- the ear of a wild or domestic swine
- something that has been badly or clumsily done;
a botched job (esp in the phrase make a pig’s ear of something))
- a traditional style of handrail (that’s difficult to fit) also know as lamb’s tongue
My challenge was to extend an existing handrail so that it went around the corner at the top of the stairs, preferably without botching the job.
I started with the easiest piece the horizontal one. As you can see, I sketched out with a pencil where the other pieces would fit. The rails were fitted using frame fixings although I sank all of the plug into the wall with just the screw going through the wood.
For the second piece, I could not work out how I was going to join these. I experimented with a compound mitre but because of the shape of the rail, there was no way that this was going to fit.

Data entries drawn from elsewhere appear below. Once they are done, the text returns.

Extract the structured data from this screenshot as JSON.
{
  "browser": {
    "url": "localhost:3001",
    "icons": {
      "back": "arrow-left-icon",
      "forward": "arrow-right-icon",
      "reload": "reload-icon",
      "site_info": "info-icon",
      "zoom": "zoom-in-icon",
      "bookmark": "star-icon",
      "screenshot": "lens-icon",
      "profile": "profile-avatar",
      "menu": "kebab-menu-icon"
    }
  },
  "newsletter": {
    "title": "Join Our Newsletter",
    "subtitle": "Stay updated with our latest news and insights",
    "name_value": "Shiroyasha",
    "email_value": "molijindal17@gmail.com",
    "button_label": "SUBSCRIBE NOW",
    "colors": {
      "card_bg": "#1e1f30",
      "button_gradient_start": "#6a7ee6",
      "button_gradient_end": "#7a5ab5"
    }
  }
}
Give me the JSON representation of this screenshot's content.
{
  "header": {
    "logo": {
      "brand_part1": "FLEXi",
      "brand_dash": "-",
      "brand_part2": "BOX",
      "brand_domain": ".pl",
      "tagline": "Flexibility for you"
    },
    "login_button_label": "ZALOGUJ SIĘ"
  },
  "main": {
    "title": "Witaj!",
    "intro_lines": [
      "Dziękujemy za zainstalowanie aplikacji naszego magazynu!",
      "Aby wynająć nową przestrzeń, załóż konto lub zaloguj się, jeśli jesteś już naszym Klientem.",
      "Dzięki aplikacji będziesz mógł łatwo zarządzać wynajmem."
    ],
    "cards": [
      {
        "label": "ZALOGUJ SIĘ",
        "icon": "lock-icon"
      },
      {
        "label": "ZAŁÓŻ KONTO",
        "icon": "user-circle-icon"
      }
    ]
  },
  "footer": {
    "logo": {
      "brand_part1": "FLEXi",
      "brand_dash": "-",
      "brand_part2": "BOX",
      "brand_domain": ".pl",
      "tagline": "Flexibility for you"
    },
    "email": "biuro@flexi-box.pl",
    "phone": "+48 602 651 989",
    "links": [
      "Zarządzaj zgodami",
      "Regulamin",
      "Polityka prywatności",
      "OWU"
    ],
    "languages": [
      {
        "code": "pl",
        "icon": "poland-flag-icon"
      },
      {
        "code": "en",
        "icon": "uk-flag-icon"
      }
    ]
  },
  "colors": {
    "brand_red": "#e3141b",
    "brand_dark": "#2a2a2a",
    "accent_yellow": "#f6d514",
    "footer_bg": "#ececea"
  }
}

I ended up by cutting a curve into the end of the sloping rail so that it would fit snuggly against the horizontal. I concluded I’d be able to work out how to make a joining piece later.
My next challenge was an extension of the existing handrail so that it joined my horizontal. The old and new handrails were not the same profile so I used a [amazon text=circular surform&asin=B0001IWCWA] to bring the old one in line with the new one. The new one was a little taller so it was trimmed down with a [amazon text=short surform&asin=B0001IWCXE]. The joint to the horizontal was a mitre joint. These proved tricky to cut due to the shape of the rail, so did some test cuts using short pieces of the rail. The rail was supported so that the piece that attached to the wall was vertical hence the mitre could be sawn with the saw vertical.
A screw was added to join the two pieces together and another to join to the horizontal.
The last piece to cut was that filler for the corner. I started off my removing the horizontal and fitting a piece to match the sloping piece.
I then mitred the horizontal and applied that angle to the little joining piece.
After lots of filling and sanding the piece eventually fitted. The main pieces were glued onto the wall using builders grab adhesive and then screwed in place. The joining piece was glued and a screw put through all three to bind them together.
The screw holes and joints were filled and then the whole hand rail was primed and painted. Thanks to my wife for an excellent job on that.
If you think that all sounds quite straight forwards then you’ve not been following my tweets, the whole process was done over 3 weekends and produced lots of offcuts. Thanks to East Riding College’s construction department and everyone who’s provided help and support via Twitter, and of course thanks to my family for their patience whilst I worked out how do build this.